That won't always be practical in a student's future career, but the competition has benefits for everyone, Kleven said.
“They practice as a team,” she said. “They get a lot of good skills they can use later in life, even if they don't go into anything with a farming background.”
None of the four students on this year's team have much farming experience, so Kleven played a bigger role in preparation, Milton FFA adviser Stacy Skemp said.
“It just shows you don't have to have that background,” Skemp said. “If you study the material and have a good coach, you can learn everything without having access to that hands-on experience. They just had to work a little bit harder.”
Kleven has been coaching the team for nearly 15 years. This is the first time she will take her students to nationals, although she did tie for first in a past state competition.
Milton had another first-place tie this year, and it defeated Kiel in a scoring tiebreaker. The tiebreaker process is not revealed to competitors, Kleven said.
Kleven tries to make her study sessions enjoyable so kids grasp the material and look forward to the practices. Her effort resonates with her students.
“My favorite part is the people I'm with because they make it really fun, and our coach is the best,” junior Kailey Persons said. “She's always there for us even if we're completely wrong.”
Practices before the state contest focused on taste testing. Kleven cut up different cheeses, and students had to tell her what varieties they were.

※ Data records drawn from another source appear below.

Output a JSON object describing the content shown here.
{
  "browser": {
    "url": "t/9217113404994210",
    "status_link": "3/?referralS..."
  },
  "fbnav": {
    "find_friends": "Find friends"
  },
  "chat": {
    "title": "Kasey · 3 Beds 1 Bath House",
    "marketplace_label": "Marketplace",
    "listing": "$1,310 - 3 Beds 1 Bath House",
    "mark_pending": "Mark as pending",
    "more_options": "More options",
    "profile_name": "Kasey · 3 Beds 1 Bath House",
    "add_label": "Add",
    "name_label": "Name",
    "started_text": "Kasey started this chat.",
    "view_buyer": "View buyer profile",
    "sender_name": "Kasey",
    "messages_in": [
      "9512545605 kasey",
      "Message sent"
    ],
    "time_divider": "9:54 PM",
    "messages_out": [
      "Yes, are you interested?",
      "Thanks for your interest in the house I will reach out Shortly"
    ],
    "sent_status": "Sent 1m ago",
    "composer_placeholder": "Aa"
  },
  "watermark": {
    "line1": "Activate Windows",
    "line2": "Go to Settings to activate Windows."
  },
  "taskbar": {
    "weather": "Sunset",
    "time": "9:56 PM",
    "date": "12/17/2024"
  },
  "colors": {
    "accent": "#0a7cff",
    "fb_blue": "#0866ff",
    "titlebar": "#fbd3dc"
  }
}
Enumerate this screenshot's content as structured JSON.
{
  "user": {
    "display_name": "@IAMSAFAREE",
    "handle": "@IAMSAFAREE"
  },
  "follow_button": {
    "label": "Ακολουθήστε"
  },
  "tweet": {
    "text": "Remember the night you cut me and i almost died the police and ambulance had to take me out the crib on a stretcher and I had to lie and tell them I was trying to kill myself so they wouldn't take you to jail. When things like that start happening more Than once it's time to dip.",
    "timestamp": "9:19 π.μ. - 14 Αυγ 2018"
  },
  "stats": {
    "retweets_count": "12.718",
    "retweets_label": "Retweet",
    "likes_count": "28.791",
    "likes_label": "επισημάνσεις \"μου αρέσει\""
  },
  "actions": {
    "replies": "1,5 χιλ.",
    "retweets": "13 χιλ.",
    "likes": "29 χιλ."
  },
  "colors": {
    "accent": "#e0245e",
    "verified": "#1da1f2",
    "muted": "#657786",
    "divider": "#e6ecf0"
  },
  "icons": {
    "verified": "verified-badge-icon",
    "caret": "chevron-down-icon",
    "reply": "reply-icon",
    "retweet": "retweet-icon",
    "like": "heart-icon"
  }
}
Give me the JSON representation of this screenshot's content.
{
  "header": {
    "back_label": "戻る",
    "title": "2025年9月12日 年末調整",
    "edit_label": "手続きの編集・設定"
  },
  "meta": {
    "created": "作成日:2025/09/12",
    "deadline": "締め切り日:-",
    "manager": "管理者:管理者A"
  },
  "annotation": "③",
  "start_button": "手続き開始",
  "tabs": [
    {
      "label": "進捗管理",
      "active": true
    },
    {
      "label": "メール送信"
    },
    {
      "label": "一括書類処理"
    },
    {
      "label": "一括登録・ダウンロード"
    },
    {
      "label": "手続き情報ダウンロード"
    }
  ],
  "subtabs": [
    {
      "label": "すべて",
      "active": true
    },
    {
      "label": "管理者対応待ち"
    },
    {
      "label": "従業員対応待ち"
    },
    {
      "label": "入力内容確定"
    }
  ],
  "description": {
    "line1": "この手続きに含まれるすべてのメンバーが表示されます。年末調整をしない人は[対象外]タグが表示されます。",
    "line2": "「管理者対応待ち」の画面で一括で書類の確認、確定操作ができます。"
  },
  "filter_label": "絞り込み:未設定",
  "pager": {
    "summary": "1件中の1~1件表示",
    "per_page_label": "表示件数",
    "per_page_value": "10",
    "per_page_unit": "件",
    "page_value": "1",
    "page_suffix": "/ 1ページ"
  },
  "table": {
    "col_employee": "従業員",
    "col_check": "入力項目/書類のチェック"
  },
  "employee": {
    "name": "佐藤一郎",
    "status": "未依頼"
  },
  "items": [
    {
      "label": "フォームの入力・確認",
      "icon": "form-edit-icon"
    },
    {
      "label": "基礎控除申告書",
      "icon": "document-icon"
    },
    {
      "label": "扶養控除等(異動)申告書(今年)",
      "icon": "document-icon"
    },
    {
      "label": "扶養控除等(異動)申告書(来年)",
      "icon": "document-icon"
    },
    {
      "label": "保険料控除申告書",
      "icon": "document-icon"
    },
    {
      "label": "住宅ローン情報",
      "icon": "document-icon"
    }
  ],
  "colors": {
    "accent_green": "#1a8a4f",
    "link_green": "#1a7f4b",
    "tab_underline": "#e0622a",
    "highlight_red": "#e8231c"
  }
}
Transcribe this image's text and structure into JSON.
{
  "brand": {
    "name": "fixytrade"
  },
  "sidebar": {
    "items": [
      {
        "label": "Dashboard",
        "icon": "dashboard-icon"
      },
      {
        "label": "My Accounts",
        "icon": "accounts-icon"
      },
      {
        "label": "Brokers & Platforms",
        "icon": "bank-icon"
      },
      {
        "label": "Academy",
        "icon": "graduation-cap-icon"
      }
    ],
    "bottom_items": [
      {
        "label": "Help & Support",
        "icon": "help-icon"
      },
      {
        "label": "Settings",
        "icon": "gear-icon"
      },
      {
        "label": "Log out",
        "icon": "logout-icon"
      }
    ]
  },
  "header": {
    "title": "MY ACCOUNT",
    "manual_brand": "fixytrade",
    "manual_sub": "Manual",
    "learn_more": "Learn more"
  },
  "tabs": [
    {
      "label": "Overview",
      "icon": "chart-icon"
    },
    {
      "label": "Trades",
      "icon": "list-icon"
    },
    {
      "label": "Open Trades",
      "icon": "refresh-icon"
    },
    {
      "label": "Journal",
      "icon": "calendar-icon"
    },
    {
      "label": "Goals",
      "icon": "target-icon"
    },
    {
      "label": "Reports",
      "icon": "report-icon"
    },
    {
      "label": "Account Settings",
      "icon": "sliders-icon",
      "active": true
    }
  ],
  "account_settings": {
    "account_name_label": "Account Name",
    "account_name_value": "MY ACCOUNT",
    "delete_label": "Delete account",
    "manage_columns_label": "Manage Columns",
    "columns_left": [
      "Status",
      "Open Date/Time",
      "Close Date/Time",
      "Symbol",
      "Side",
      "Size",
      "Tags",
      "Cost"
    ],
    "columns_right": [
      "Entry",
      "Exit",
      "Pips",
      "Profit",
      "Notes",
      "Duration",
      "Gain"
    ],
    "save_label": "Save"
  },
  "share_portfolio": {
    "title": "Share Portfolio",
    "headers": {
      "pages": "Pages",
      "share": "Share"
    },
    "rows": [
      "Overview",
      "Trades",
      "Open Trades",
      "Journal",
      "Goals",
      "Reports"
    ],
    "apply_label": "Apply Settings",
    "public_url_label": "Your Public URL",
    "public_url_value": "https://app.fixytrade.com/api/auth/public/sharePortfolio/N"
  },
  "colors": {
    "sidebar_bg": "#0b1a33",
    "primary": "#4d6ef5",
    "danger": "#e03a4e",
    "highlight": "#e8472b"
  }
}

Junior Kiara Heussner doesn't mind the cheese quiz, but the milk tests can be nasty. Milk samples are tainted with garlic, sanitizer or other contaminants, and students must figure out the problem.
Kleven tells students to forget their table manners and spit the milk into a garbage can to avoid the risk of getting sick.
“When it comes to milk tasting, it's not very ladylike or pretty looking when you're spitting it out,” she said. “But that's just part of the competition.”
Kleven is excited for scholarship opportunities if her students do well enough at nationals. Skemp looked forward to the recognition the team would receive, comparing it to a basketball team going to the state tournament.
Who knew cheese tasting could be as high profile as three-point shooting?